From Thanksgiving to New Year’s Day, household waste increases by more than 25 percent! Added food waste, shopping bags, packaging, wrapping paper, bows and ribbons—it all adds up. And it’s not just trash. The average American spends $800 on gifts over the holiday season. With a little thought, you can reduce, reuse and recycle during the holidays to give the environment the precious gift of less while saving yourself time, money and stress.
Here are some ways you can reduce holiday waste:
Thousands of paper and plastic shopping bags end up in landfills every year. Reduce the number of bags thrown out by bringing reusable cloth bags for holiday gift shopping.
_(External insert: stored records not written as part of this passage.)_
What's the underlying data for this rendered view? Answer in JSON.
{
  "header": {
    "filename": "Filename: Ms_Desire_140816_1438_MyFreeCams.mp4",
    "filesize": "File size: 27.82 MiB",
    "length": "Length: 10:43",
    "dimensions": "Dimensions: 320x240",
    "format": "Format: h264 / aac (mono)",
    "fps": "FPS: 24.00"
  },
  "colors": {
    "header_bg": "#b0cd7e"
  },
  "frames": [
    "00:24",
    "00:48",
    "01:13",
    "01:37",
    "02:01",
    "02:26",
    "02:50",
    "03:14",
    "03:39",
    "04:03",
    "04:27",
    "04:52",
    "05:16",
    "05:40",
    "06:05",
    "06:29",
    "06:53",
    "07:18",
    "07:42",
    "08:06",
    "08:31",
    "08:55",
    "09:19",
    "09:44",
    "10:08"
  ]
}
Tell store clerks you don’t need a bag for small or oversized purchases.
- Send recycled-content greeting cards to reduce the amount of virgin paper used during the holidays. Remember to recycle any paper cards you receive. You can also try sending electronic greeting cards to reduce paper waste.
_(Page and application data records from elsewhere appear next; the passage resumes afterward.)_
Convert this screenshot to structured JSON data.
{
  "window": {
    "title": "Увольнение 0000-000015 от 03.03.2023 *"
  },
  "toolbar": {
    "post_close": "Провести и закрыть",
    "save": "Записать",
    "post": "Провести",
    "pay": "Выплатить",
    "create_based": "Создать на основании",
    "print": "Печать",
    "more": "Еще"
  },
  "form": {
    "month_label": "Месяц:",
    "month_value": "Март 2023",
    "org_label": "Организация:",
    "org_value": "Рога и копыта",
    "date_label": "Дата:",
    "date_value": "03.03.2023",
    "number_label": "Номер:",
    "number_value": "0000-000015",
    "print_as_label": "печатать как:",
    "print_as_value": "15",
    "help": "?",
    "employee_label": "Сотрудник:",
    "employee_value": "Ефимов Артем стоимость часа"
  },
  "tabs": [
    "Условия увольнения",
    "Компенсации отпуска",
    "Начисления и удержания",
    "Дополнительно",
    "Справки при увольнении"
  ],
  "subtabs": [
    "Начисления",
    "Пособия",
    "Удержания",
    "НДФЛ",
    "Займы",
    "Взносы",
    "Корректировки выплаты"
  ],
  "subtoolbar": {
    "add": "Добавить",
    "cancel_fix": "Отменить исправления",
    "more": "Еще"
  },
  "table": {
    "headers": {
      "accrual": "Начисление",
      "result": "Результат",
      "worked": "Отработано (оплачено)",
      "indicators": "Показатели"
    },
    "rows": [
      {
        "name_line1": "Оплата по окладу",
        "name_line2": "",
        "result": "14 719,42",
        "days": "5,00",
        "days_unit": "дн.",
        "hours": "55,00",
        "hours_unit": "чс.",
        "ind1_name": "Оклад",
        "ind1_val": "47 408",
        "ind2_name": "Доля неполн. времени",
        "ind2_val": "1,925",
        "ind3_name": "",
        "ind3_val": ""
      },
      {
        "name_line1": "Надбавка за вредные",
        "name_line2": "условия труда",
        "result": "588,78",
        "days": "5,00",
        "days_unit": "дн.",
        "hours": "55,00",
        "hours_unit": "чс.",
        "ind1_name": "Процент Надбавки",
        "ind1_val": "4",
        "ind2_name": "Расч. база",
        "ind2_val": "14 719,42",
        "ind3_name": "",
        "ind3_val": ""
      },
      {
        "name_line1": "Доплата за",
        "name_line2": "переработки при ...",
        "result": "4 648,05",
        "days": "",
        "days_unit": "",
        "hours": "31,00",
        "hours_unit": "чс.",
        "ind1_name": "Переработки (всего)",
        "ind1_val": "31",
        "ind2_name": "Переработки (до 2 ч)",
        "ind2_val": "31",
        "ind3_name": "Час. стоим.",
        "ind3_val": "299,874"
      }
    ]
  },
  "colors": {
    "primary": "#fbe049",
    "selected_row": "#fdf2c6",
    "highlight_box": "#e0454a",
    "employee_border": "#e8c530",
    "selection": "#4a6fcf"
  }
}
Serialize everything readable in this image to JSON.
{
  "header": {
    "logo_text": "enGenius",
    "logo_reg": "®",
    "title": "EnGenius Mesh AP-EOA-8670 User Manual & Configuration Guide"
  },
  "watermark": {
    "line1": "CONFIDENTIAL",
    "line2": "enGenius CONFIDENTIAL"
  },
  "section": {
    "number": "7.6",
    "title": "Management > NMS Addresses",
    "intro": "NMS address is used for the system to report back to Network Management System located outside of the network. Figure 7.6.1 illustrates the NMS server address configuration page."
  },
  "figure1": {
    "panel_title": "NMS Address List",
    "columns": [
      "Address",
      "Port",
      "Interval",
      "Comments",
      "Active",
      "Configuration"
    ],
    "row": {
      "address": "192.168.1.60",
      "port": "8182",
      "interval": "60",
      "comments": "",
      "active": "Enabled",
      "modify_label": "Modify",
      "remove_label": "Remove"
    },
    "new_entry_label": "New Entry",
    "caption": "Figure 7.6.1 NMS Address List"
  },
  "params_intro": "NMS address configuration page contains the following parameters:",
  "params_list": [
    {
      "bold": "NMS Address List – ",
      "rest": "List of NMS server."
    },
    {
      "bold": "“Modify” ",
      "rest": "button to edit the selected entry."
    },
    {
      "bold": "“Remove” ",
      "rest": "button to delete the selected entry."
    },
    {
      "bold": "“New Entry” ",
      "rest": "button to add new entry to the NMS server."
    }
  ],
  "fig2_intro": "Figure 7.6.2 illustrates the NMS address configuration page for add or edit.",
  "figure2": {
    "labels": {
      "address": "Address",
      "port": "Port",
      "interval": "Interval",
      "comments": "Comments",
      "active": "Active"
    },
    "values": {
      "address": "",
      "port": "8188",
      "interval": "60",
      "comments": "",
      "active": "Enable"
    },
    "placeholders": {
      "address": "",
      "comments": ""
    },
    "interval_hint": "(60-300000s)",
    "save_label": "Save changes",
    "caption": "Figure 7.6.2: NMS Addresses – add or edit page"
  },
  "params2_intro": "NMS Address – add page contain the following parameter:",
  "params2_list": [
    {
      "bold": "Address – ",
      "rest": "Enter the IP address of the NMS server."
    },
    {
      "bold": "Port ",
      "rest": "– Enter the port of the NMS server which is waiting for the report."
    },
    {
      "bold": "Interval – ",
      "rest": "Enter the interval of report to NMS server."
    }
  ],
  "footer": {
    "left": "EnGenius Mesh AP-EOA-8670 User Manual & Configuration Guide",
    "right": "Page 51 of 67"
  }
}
- Turn off or unplug holiday lights during the day. Doing so will not only save energy, but will also help your lights last longer.
- Approximately 33 million live Christmas trees are sold in North America every year. After the holidays, look for ways to recycle your tree instead of sending it to a landfill. Check with your community solid waste department and find out if they collect and mulch trees. Your town might be able to use chippings from mulched trees for hiking trails and beachfront erosion barriers.
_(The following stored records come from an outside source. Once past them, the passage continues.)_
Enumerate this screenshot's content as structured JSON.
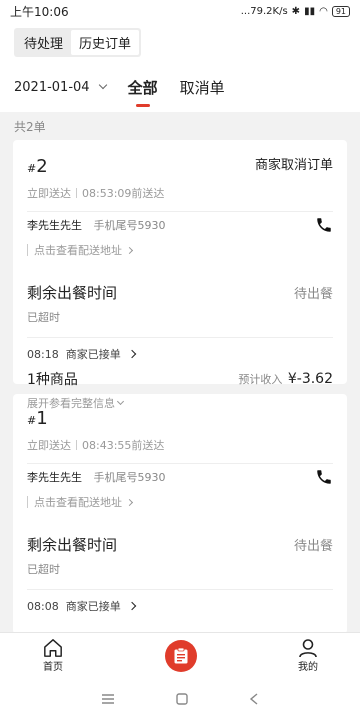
{
  "status_bar": {
    "time": "上午10:06",
    "net_speed": "...79.2K/s",
    "battery": "91"
  },
  "segment": {
    "items": [
      "待处理",
      "历史订单"
    ]
  },
  "filter": {
    "date": "2021-01-04",
    "tabs": [
      "全部",
      "取消单"
    ]
  },
  "count_text": "共2单",
  "orders": [
    {
      "number": "2",
      "status": "商家取消订单",
      "delivery_type": "立即送达",
      "deliver_by": "08:53:09前送达",
      "customer": "李先生先生",
      "phone_tail": "手机尾号5930",
      "address_link": "点击查看配送地址",
      "meal_title": "剩余出餐时间",
      "meal_state": "待出餐",
      "overdue": "已超时",
      "accepted": "08:18  商家已接单",
      "goods": "1种商品",
      "income_label": "预计收入",
      "income_amount": "¥-3.62",
      "expand": "展开参看完整信息"
    },
    {
      "number": "1",
      "delivery_type": "立即送达",
      "deliver_by": "08:43:55前送达",
      "customer": "李先生先生",
      "phone_tail": "手机尾号5930",
      "address_link": "点击查看配送地址",
      "meal_title": "剩余出餐时间",
      "meal_state": "待出餐",
      "overdue": "已超时",
      "accepted": "08:08  商家已接单"
    }
  ],
  "bottom_nav": {
    "home": "首页",
    "mine": "我的"
  },
  "colors": {
    "accent": "#e03c2b"
  }
}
- To help prevent waste from cutting down and disposing of live trees, you can buy a potted tree and plant it after the holidays.
- Have a create-your-own-decorations party! Invite family and friends to create and use holiday decorations such as ornaments made from old greeting cards or cookie dough, garlands made from strung popcorn or cranberries, wreaths made from artificial greens and flowers, and potpourri made from kitchen spices such as cinnamon and cloves.
- Consider the durability of a product before you buy it as a gift. Cheaper, less durable items often wear out quickly, creating waste and costing you money.
- Use earth-friendly gift wrapping alternatives, such as scarves, handkerchiefs and bandannas; old posters and maps; newspapers (the comic sections works great); a present in a present — place gifts inside reusable containers like cookie tins, flower pots, and baskets or wrap gift in cloth napkins or kitchen towels; give a “treasure map” to find an unwrapped gift hidden elsewhere in the house; wrap gifts in your children’s or your own artwork; look through old magazines, catalogs and calendars to use attractive photos; use re-useable or re-used gift bags; replace ribbons and bows with natural evergreens, berries, dried flowers — keep them as decorations or compost them after the gifts are unwrapped; wrapping paper made from recycled paper.
- When buying gifts, check product labels to determine an item’s recyclability and whether it is made from recycled materials. Buying recycled encourages manufacturers to make more recycled-content products available.
- Shipping a gift? Reuse the foam peanuts from another package, or use unbuttered popcorn for packing. Return unwanted Styrofoam packing PEANUTS to local UPS Stores. Please call before delivering.
- About 40% of all battery sales occur during the holiday season. Buy rechargeable batteries to accompany your electronic gifts, and consider giving a battery charger as well. Rechargeable batteries reduce the amount of potentially harmful materials thrown away, and can save money in the long run.
- Giving the gift of an experience is a great option for children who want to give family gifts but don’t have the money or a way to buy them. Let children know that homemade gifts and gifts of their time are more valuable to you.